:: AVAILABLE DATA
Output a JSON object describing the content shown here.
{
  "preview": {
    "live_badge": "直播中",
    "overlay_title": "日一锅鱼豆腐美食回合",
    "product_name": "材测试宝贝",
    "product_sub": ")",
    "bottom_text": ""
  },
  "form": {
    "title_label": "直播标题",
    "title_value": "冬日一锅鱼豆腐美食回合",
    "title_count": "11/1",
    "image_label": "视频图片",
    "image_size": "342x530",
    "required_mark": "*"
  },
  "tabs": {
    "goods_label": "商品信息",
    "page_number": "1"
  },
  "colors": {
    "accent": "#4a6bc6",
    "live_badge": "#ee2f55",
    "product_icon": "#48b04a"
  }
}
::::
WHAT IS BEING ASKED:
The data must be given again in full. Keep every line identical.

REPLY:
Output a JSON object describing the content shown here.
{
  "preview": {
    "live_badge": "直播中",
    "overlay_title": "日一锅鱼豆腐美食回合",
    "product_name": "材测试宝贝",
    "product_sub": ")",
    "bottom_text": ""
  },
  "form": {
    "title_label": "直播标题",
    "title_value": "冬日一锅鱼豆腐美食回合",
    "title_count": "11/1",
    "image_label": "视频图片",
    "image_size": "342x530",
    "required_mark": "*"
  },
  "tabs": {
    "goods_label": "商品信息",
    "page_number": "1"
  },
  "colors": {
    "accent": "#4a6bc6",
    "live_badge": "#ee2f55",
    "product_icon": "#48b04a"
  }
}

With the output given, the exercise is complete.